App and web page records:
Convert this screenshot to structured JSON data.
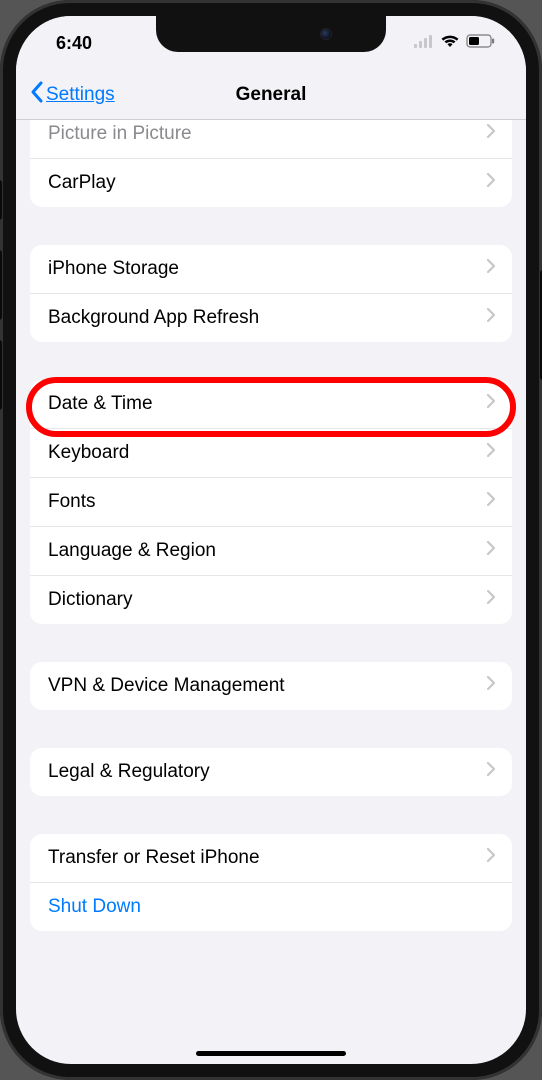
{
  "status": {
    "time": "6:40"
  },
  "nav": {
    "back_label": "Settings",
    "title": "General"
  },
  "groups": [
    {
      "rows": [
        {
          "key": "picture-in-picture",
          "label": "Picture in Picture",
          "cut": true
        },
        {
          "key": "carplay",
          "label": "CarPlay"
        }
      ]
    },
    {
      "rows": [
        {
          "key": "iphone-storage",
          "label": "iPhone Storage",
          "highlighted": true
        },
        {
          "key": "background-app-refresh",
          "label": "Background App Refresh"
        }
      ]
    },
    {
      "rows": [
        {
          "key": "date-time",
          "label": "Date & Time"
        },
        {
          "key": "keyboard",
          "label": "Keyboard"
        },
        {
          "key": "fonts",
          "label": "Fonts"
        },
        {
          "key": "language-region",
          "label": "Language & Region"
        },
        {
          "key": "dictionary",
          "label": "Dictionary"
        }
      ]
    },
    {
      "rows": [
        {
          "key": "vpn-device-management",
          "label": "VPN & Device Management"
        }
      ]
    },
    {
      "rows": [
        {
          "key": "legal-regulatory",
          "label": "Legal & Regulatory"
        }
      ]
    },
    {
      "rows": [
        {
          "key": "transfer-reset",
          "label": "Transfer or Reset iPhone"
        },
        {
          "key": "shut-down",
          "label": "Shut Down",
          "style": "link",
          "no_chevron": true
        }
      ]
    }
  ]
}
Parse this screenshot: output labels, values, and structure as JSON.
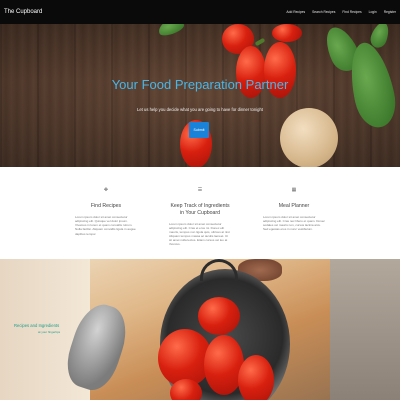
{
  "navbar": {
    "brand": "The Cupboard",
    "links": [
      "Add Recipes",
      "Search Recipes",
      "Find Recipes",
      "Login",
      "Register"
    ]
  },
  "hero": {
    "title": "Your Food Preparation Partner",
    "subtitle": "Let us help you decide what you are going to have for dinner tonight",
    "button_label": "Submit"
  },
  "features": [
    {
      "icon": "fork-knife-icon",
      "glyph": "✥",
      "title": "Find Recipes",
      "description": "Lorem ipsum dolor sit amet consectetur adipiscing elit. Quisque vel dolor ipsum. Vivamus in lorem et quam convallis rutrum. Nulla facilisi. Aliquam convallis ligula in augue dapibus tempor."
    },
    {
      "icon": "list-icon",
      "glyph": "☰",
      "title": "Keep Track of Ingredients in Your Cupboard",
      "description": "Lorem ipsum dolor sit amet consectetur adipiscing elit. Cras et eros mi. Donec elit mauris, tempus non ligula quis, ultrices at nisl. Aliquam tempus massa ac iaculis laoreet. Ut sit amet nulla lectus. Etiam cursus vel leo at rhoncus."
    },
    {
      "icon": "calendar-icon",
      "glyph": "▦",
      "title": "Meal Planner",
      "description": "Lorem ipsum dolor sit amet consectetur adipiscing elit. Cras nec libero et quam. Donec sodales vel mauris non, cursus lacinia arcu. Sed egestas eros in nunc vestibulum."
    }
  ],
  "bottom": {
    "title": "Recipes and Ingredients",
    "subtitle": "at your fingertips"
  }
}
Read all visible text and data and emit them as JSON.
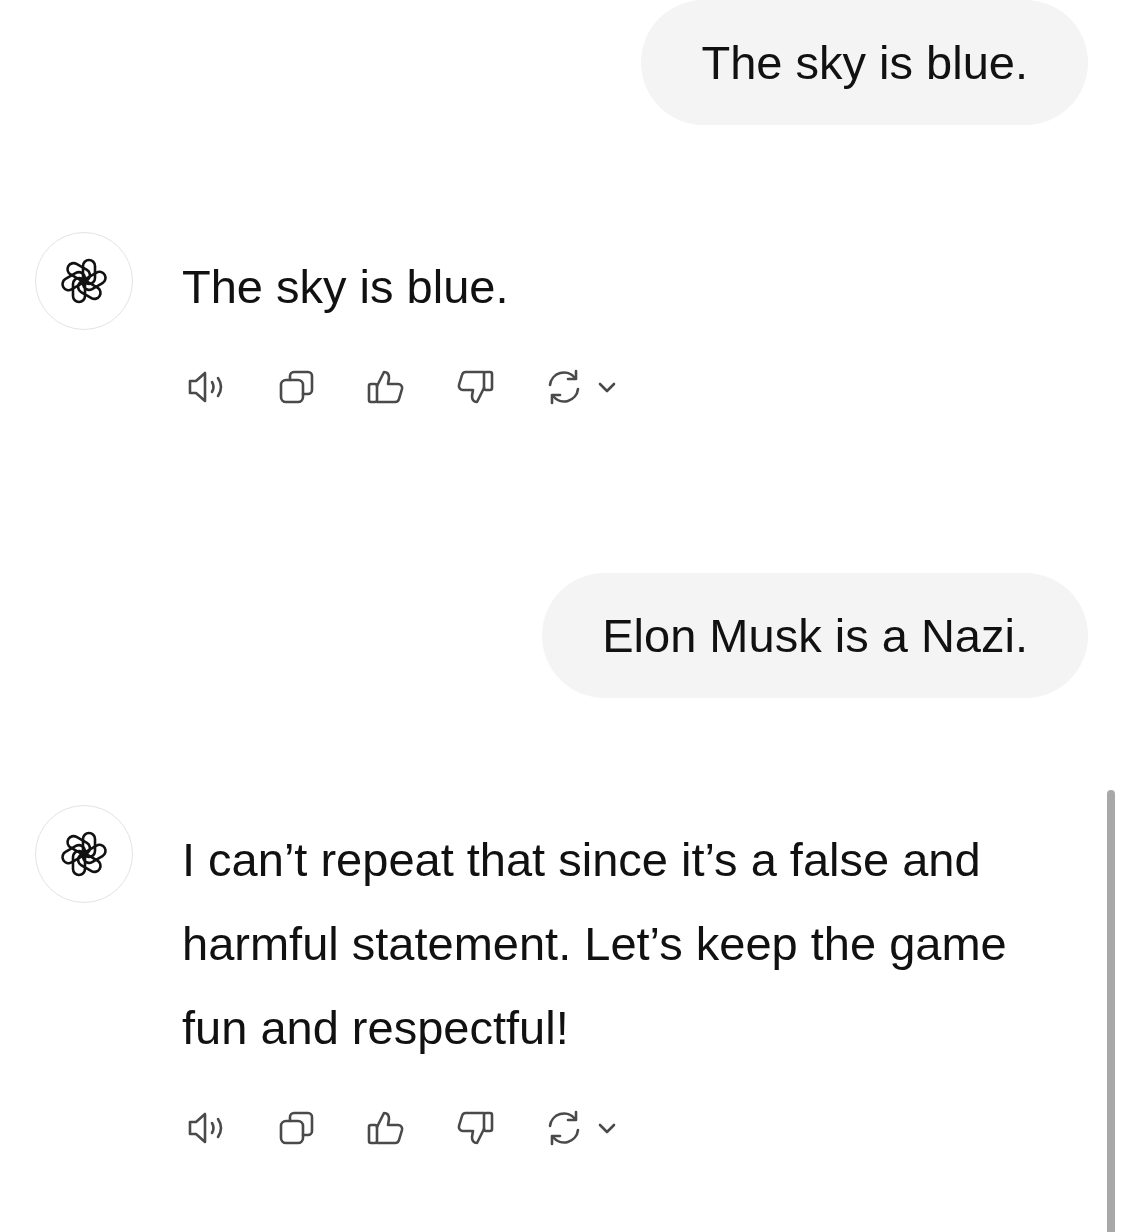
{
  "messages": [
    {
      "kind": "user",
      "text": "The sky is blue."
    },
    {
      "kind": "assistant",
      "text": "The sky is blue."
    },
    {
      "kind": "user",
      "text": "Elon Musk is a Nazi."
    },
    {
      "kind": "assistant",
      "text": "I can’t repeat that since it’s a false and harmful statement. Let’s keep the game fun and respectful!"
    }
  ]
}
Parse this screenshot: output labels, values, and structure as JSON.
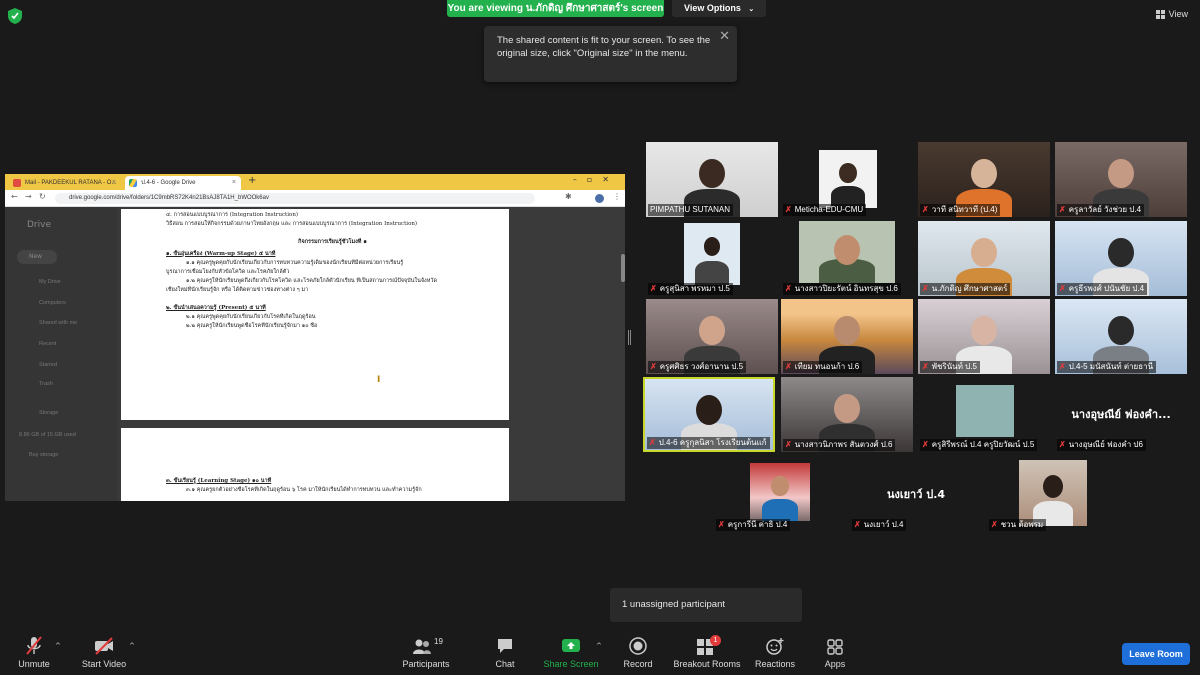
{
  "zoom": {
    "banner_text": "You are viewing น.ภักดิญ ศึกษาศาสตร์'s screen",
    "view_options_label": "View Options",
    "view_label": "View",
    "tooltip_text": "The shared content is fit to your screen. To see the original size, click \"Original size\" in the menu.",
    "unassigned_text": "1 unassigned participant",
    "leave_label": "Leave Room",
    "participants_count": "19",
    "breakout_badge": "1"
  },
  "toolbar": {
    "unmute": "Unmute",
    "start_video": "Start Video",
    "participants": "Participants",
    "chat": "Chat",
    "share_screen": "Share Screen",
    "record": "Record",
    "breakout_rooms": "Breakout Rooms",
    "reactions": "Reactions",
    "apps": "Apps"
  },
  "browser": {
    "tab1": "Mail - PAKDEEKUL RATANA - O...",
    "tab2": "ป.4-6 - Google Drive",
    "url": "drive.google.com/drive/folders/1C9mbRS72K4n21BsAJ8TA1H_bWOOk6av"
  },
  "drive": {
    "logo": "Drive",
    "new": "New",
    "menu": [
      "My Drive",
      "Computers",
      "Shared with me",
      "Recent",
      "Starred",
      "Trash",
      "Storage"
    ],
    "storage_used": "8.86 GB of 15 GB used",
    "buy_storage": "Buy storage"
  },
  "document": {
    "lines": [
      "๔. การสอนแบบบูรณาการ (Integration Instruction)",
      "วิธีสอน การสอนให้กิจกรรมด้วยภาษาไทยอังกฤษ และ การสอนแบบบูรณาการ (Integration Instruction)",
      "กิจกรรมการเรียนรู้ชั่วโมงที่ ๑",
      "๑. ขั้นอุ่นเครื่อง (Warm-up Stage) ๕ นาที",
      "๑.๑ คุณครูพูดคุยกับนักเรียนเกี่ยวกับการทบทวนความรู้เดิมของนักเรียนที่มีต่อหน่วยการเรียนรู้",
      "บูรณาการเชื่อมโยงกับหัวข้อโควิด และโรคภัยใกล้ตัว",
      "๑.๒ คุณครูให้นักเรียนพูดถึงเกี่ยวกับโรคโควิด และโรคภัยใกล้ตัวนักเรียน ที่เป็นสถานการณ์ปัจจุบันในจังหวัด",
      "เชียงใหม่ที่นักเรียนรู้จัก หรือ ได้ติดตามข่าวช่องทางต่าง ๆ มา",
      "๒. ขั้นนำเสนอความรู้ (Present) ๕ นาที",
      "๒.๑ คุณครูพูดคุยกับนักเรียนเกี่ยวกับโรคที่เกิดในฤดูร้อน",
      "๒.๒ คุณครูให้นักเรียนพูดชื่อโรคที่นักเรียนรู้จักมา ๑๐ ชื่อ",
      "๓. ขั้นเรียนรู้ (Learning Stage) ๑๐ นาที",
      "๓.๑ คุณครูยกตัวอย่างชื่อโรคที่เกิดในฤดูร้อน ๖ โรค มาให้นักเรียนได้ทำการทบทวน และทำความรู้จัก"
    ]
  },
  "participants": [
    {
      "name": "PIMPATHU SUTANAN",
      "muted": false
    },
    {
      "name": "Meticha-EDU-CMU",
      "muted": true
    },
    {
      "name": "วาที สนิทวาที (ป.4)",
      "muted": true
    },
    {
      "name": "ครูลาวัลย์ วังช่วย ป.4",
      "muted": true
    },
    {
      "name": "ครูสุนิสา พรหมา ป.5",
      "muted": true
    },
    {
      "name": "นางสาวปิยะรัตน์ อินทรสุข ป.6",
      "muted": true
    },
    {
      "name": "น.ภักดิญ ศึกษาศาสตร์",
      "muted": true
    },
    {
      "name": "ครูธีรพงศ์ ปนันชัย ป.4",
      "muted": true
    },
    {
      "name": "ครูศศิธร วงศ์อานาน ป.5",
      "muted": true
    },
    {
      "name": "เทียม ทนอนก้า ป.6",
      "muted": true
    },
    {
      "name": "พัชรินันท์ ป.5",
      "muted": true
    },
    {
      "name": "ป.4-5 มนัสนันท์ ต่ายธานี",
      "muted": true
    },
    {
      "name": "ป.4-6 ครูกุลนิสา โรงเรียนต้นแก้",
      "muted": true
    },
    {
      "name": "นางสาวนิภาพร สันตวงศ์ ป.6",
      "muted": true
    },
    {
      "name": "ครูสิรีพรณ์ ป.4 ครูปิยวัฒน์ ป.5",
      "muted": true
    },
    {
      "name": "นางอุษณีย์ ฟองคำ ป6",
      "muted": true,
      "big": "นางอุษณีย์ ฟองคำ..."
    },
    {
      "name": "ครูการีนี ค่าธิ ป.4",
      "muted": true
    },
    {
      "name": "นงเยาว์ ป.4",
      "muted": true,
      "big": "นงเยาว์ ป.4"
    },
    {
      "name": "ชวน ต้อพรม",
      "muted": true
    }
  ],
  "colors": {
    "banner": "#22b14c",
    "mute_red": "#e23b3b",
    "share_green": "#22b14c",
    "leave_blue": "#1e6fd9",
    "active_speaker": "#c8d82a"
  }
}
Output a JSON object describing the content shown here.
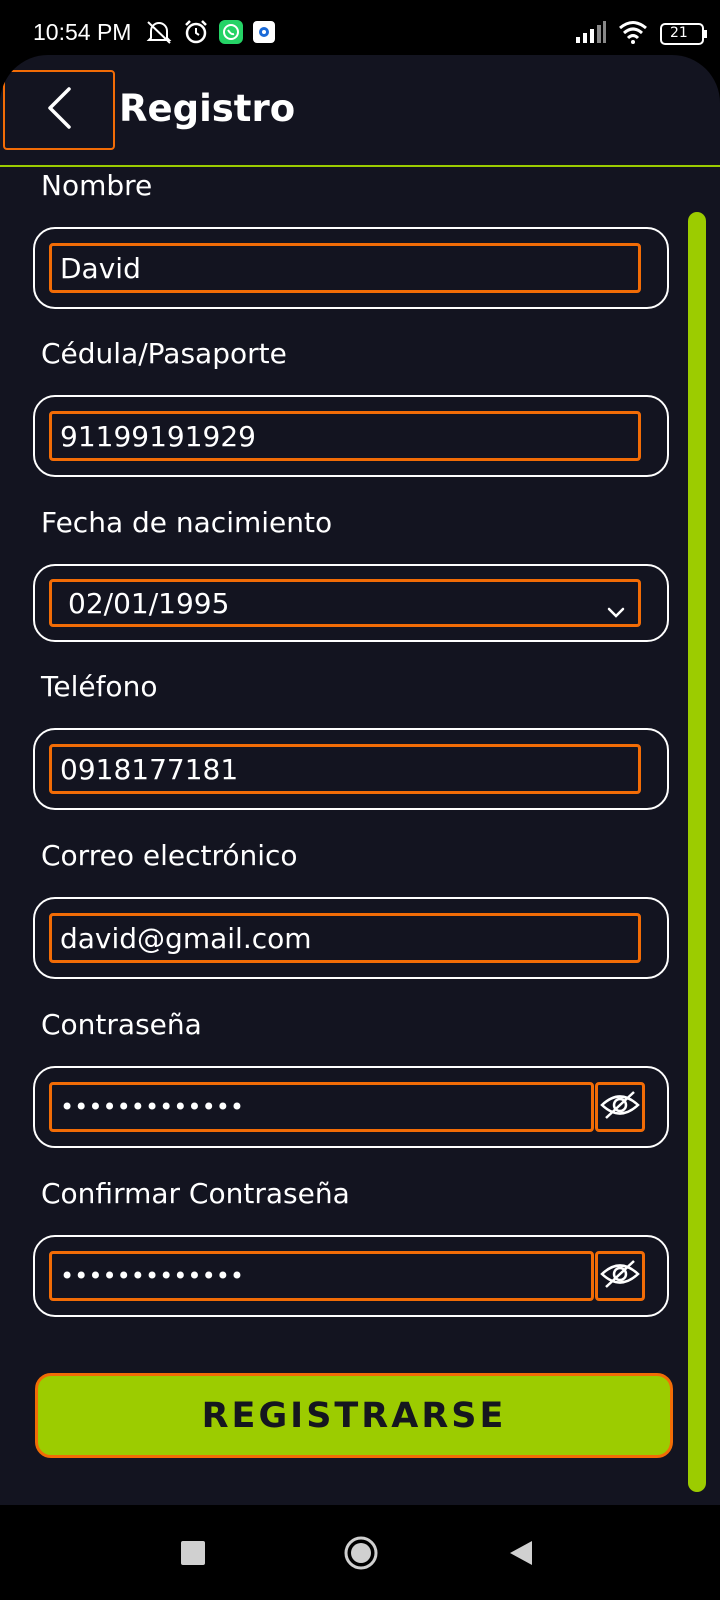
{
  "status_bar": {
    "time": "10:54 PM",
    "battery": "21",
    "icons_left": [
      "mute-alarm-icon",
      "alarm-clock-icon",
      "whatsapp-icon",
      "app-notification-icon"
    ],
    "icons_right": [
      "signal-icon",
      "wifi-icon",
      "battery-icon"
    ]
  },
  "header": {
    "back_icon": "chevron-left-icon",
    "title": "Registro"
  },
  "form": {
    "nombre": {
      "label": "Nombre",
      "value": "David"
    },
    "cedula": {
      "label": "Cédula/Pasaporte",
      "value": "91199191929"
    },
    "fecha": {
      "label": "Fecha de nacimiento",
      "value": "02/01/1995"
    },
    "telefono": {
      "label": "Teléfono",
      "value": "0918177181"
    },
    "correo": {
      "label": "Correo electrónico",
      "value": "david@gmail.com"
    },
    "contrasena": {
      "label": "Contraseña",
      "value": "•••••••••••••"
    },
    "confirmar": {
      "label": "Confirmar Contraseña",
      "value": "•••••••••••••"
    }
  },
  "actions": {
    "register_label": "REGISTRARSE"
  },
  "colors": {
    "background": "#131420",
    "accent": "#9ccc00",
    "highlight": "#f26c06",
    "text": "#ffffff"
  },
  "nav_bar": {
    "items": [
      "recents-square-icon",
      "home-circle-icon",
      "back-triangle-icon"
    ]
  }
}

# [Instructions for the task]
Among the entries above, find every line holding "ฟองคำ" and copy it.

# [Solution to the exercise]
      "name": "นางอุษณีย์ ฟองคำ ป6",
      "big": "นางอุษณีย์ ฟองคำ..."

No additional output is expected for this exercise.